Gifted programs display two sides to the coin
By Daniel Gonzalez III
Miami Lakes Educational Center
Pinecrest Glades Elementary student Angelina Reyes, 9, remembers losing all her friends when she got into the gifted program.
“I didn’t have time to talk to them since I was always doing work,” she said. “My teacher became more strict. We used to have a lot of fun but now we have to study more. “
The gifted program aims to accommodate students who are naturally more advanced by providing them with curricula that are faster paced and more rigorous. However, the program is causing issues such as isolation, stigmatization and social anxieties for some students.
In Florida last year, the number of students enrolled in the gifted program in kindergarten through 12th grade was 176,457, only about six percent of approximately 2.8 million total students, according to the Florida Department of Education.
Although a small percentage, the impact is large.
Nathan Carlson, 11, a student at Beachside Montessori Village, didn’t score high enough to make it to the gifted program and said he felt frustrated about it.
“The gifted classes got to do more activities. They also worked faster and got done faster, leaving more free time at the end of the year. I didn’t get to do that because I was in the regular class,” he said.
His mom, Lillie Carlson, who is a fourth- and fifth-grade substitute teacher at Nathan’s school, agreed that the gifted students had more opportunities outside the classroom.
“The gifted classes get to go to a special chess class and a student Apple convention. They have more elaborate projects and present (those projects) to the regular classes,” Carlson said.
“The non-gifted kids would then complain and ask how come they don’t get to go and why they couldn’t do those projects. It’s honestly very unfair.”
Creating balance in a diverse student body can be difficult, said Manuel Sanchez III, principal of Barbara Goleman High School.
“You have to strategize the way you go about things,” Sanchez said. “Ensuring you reward and recognize students without making other students feel separated or left out is very important.”
In Florida, giftedness is included under the Exceptional Student Education plan (ESE). The Florida Department of Education describes “exceptional students” to include children who are gifted and children who have disabilities.
Testing requirements in Florida varies depending on the district.
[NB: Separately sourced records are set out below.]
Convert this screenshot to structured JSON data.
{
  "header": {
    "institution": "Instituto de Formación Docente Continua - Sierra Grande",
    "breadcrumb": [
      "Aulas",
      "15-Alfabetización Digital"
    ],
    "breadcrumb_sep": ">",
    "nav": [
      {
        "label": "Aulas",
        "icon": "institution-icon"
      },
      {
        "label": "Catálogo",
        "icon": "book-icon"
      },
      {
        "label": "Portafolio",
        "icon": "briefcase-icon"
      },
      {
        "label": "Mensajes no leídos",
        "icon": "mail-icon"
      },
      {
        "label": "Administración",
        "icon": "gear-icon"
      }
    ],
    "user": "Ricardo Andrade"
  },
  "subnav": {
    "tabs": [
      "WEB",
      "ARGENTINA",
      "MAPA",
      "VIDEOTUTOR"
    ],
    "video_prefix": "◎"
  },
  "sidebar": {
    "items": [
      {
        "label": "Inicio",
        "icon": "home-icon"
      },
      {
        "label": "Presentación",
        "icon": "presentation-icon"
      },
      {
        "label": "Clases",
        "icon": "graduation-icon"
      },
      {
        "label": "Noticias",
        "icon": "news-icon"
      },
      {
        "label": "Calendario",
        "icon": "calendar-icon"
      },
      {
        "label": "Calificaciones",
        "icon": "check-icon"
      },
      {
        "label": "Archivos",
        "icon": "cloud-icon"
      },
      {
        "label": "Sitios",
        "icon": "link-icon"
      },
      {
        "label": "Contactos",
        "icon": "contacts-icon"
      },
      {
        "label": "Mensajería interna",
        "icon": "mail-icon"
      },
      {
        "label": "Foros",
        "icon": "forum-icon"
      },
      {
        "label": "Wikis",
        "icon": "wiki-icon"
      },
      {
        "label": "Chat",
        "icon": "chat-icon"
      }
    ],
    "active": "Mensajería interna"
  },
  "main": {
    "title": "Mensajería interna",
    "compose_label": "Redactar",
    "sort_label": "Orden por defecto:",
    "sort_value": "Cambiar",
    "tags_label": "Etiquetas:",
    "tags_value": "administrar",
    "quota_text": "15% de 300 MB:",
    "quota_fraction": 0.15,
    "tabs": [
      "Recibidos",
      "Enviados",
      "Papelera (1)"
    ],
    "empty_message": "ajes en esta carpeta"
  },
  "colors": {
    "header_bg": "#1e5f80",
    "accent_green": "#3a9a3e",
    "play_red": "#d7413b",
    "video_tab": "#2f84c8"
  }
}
In general, a score of 130 or higher on an IQ test is necessary, although other factors such as language barriers, family income and standardized test scores are also considered.
A gifted distinction is meant to help students who need harder challenges, but it may disadvantage the other students, said education specialist Katie Bory.
“Students being made aware that they did not get into the gifted program definitely has a negative effect,” Bory said. “It hurts their confidence as well as their self-esteem.”
“Everybody knew who the gifted kids were,” says Sofia Palomino, a freshman at Miami Lakes Educational Center who did not make it into the gifted program. “The gifted students were given more attention than the regular kids and it was obvious.”
Sometimes, a gifted label can bring with it extra pressure.
Angelina Reyes’s mother, Laritza Reyes, said her daughter struggled in the beginning of the transition from regular second grade to gifted third grade.
“Her first nine-week progress reports she had Bs and Cs and I was confused because those weren’t grades she used to get,” Reyes said.
After Reyes and her daughter met with the teacher, they realized Angelina had been holding back.
“She was hiding her struggle from the new harder work in fear she would get put back in regular,” Reyes said.
Keeping kids separated by intellectual abilities might hinder their social skills, Bory said.
“They are so focused on academics they forget they are children,” she said.
Some gifted students might not be getting any benefits at all, according to a study conducted at Michigan State University in 2013. It examined 14,000 fifth-graders and focused on the students who fell on the margin with scores qualifying or not qualifying by only a few points.
The gifted students who barely got in showed no improvement over the regular students in standardized tests.
It’s important that every student is given an equal opportunity to succeed, Sanchez said.
“All students should have access to achieve what they want to achieve,” he said.
And some students access those opportunities on their own, regardless of being in the gifted program or not.
“I would not want to be put into the gifted program,” Palomino said. “Not being in it showed me that it’s not really about the course but about how much you want to achieve.”